The waves of the Atlantic ocean, lost loves, and family nostalgia color the poetry of Portuguese fadisto Antonio Zambujo’s second World Village release, Quinto. Certainly, you can hear the trembling, aching fado voice here, but you can also hear strains of Brazilian bossa nova. I watched a few of Zambujo’s live performances on YouTube where the artist collaborated with a Bulgarian women’s choir, a duet with Raquel Tavares and a performance with a Portuguese traditional men’s choir, Rancho de cantadores da Aldeia de S. Bento (who also appear on What has become of her? on Quinto).
Clarinet, Portuguese guitar, ukulele (which finds its origins in Portugal), classical guitar and double bass accompany Zambujo’s sexy vocals. Flagrante sounds like it came out of Brazil’s Bahia region with its lilting rhythms and spritely melody. José Miguel Conde’s clarinet takes a Brazilian flavor too and only the shimmering Portuguese guitar and ukulele (cavaquinho) remind us of the song’s Portuguese origins. A Day is worth no more sounds like an American jazz standard or even an Elvis Presley ballad sung in Portuguese. However, if you hunger for fado, then listen to The Edge of Night, which recalls old school fado, and the two opening tracks, Disconcerto Fado and The Abandoned House.

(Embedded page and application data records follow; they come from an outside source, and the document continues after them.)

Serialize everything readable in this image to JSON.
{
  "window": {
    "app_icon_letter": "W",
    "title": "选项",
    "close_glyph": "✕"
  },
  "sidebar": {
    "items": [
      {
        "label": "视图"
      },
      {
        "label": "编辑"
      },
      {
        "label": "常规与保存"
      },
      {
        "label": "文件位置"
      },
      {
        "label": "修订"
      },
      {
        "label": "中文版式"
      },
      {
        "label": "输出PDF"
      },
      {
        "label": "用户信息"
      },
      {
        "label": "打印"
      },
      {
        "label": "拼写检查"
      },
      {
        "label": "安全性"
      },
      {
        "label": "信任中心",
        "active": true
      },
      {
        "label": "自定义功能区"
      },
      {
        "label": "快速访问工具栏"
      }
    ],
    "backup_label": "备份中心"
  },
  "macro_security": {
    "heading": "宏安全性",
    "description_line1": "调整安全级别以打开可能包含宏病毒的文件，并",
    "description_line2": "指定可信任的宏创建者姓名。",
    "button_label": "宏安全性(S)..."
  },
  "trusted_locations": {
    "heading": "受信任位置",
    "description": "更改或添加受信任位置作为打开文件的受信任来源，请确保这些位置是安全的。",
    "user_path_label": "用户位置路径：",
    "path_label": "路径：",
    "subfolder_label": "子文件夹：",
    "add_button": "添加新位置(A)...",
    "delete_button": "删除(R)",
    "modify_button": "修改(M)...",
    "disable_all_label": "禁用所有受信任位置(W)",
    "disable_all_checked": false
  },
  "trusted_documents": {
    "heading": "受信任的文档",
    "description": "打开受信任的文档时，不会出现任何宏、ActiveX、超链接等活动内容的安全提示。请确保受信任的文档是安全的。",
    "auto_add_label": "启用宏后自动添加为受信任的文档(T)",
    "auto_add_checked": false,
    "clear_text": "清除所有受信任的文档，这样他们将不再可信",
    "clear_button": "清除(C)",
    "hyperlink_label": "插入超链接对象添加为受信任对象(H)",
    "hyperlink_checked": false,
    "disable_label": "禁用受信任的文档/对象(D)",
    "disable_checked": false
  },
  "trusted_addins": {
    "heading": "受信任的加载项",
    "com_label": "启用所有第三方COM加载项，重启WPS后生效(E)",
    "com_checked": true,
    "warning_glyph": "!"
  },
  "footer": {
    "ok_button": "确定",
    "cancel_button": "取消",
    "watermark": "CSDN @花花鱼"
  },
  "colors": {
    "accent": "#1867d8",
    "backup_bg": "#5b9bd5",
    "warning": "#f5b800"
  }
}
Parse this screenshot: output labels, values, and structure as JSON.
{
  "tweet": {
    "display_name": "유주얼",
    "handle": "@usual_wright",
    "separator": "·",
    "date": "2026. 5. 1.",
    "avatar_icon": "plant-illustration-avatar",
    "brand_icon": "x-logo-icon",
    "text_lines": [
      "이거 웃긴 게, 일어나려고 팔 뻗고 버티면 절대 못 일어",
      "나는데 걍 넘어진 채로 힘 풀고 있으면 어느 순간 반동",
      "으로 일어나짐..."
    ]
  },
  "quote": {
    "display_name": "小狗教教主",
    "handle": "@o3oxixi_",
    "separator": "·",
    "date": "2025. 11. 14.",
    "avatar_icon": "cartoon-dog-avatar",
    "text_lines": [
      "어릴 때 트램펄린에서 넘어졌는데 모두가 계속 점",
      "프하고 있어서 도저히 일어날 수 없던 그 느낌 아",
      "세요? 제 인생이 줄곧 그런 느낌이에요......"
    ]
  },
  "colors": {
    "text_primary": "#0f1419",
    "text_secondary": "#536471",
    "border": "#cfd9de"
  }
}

I’m happy to include this new fado voice in my small collection of fado CDs. Although I have heard fado sung by men previously, this marks my first review of a fadisto (fado singer). This could easily become a habit, especially, if the men possess the velvety elegance of Antonio Zambujo. He’s not just a fado singer, but a musician with world music in his hands. And with his versatility and willingness to explore global music traditions, listeners expand their musical worldview too.